At this point in the ride I should have twigged that the weather was getting worse! There was rain in the air - you can even see that a splodge has gotten onto the lens of the camera.This seating area is on the other side of the bridge away from the hospital. It even has some parking for bicycles and seating.
Looking towards Trumpington - shared use path, with those horrible ridges set into the path.
Looking back at the new Medical Research Park being built alongside Addenbrooke's Hospital. These cranes are visible for miles (kilometres).
There is an odd path leading from the railway bridge, I am not sure where it will eventually lead to - perhaps alongside the railway line?
After a detour of Sustrans 11 I rejoined it along Long Road - pausing to take this picture of the CGB construction work. This part seems to be progressing more slowly to me - there was certainly a lot of work necessary up on Hills Road close to the railway station to provide a route for the CGB under Hills road alongside the railway track.

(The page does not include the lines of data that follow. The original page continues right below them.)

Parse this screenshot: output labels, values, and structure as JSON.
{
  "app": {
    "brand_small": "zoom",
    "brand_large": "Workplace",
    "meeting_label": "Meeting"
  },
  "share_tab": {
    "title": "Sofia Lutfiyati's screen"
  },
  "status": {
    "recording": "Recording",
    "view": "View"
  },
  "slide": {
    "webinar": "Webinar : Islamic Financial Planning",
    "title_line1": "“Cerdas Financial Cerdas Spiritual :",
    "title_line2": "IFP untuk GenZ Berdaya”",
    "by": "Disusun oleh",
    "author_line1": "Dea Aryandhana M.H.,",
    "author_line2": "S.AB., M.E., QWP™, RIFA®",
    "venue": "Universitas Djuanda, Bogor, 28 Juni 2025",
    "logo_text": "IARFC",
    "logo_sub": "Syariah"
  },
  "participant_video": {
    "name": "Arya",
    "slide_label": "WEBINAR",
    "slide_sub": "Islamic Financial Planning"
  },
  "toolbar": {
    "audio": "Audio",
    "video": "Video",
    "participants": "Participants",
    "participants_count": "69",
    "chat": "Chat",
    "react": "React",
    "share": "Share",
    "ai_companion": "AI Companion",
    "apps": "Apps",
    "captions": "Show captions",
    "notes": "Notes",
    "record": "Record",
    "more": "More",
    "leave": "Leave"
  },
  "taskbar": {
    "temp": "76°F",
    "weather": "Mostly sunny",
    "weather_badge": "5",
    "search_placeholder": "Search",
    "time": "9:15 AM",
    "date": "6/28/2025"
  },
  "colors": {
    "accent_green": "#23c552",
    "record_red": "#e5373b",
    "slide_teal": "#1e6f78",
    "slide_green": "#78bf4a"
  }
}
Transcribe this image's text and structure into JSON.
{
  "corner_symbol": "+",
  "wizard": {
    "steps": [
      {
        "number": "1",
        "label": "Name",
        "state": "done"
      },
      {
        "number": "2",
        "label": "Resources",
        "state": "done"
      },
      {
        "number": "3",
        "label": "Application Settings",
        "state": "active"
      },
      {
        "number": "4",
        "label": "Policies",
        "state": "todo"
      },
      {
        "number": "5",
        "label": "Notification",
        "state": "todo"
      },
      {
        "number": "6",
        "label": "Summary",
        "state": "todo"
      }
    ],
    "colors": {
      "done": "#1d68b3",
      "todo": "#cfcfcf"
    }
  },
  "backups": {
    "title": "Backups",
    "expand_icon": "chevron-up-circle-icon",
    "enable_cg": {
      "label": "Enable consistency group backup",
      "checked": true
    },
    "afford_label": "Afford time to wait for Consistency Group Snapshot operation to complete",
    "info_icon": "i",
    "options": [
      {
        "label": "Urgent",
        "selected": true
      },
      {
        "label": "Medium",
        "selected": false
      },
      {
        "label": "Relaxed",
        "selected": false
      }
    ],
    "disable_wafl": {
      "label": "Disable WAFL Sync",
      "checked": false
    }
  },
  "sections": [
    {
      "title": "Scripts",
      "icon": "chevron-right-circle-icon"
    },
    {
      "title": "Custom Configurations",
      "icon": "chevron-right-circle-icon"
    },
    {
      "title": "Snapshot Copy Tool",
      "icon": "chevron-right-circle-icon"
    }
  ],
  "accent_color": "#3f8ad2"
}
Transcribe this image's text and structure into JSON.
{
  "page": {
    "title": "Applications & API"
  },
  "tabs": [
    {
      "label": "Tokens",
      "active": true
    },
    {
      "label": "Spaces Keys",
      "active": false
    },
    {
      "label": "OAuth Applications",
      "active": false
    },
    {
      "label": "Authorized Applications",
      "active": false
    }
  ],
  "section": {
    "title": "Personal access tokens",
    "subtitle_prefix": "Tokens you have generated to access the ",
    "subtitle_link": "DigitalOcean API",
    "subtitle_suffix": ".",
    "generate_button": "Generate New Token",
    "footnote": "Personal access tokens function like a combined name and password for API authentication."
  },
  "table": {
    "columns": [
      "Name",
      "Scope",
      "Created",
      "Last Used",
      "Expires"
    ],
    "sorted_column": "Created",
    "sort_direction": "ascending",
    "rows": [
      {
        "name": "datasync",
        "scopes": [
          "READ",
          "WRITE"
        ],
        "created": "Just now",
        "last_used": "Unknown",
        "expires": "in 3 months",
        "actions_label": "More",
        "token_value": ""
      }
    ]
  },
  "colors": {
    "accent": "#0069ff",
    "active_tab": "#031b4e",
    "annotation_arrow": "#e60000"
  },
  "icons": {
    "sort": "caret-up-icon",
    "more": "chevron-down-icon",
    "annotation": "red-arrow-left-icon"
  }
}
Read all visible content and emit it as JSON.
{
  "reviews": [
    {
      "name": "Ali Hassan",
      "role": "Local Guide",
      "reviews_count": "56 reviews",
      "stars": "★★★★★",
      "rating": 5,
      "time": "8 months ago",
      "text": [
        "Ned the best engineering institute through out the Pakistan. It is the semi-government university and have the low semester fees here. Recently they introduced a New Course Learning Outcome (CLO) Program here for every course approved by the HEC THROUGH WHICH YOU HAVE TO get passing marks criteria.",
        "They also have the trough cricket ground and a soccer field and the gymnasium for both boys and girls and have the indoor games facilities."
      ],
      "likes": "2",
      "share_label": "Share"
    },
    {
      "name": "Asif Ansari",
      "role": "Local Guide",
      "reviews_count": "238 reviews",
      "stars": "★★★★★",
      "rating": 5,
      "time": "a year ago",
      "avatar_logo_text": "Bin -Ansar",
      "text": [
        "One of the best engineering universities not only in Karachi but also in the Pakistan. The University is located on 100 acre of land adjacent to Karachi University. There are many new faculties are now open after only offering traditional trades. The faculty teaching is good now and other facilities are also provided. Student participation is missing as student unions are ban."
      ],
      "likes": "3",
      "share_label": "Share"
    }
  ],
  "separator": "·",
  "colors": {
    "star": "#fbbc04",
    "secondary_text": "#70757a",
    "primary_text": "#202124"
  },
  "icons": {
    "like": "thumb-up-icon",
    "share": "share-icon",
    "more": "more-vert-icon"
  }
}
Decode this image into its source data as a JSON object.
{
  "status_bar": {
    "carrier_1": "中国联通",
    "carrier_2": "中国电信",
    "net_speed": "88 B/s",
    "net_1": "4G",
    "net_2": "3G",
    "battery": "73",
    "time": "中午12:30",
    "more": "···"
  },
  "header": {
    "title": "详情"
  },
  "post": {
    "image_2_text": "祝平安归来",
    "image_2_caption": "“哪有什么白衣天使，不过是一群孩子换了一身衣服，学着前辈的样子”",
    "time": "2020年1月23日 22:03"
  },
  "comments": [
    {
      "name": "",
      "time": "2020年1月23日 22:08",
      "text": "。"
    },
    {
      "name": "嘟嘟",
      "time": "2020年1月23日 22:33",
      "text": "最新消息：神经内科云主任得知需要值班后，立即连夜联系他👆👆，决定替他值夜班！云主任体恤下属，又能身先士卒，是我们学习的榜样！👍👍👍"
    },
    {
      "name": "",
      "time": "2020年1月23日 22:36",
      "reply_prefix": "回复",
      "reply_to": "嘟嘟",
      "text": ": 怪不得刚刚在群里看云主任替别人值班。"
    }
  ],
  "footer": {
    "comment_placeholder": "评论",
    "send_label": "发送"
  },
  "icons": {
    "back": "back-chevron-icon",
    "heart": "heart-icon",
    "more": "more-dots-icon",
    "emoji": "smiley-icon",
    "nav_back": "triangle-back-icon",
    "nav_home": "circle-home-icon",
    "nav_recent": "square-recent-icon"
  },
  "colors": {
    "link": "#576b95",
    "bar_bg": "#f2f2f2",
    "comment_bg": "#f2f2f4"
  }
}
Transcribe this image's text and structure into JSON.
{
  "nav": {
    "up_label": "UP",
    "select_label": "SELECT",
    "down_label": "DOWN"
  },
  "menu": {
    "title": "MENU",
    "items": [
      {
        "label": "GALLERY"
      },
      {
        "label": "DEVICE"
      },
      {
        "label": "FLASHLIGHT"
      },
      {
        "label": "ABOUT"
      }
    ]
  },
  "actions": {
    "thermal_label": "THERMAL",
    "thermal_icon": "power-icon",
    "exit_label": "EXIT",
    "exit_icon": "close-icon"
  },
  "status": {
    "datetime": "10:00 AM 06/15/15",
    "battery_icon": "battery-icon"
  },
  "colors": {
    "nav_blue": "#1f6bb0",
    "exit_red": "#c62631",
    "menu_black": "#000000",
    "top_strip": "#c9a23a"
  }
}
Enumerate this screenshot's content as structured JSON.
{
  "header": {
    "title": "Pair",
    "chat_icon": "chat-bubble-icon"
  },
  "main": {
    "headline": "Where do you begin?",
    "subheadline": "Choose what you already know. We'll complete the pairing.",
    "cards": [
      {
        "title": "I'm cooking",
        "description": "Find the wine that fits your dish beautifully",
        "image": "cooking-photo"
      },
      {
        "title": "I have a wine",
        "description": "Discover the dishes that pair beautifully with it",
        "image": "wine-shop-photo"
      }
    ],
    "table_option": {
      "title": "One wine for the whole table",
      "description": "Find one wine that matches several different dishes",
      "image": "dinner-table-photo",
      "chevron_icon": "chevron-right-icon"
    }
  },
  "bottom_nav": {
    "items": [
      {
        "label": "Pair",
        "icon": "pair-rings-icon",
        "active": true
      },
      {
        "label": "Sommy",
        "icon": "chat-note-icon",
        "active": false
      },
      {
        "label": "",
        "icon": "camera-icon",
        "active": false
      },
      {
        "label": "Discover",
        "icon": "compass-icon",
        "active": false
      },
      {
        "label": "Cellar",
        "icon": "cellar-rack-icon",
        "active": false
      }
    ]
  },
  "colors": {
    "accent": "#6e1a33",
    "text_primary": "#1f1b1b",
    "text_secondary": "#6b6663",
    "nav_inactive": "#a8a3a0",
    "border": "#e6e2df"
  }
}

On the right of the picture there is quite an encampment of workers - the track looks finished - but it has not gotten its recycled chewed up tyre infill yet.
At the point I cycled up to the Trumpington Road and headed off towards Cambridge on the shared-use pavement before cycling down through New Bit, alongside Coe Fen then onto the Fen Causeway before crossing the Lammas land onto the A603 before heading off down Grange Road, Herschel Road, Sylvester Road, Adams Road onto Stacey Lane - up past the Cavendish Laboratory. This is a path that goes up to Coton. Why no photographs you might ask. Well it started raining, harder and harder and then hail came down, harder and harder. Despite having waterproof gear on icy-cold water got inside my collar ran down inside my jacket into my gloves. At this point I was freezing and just wanted to get home. My hands were so cold that I got little spams of pain as I went over bumps. Alongside the Cam there were some boat races taking place and I found myself cycling against the tide of cyclists following their boats. It was great to hop into a hot bath when I got home, after first putting all my drenched clothes in the sink to drain.
When you chop up chillies and have slight abrasions on your hands it causes your hands to sting slightly for a while, despite any hand-washing you do. Well I got the same pain from having icy-cold water in my gloves and having to cycle for a while.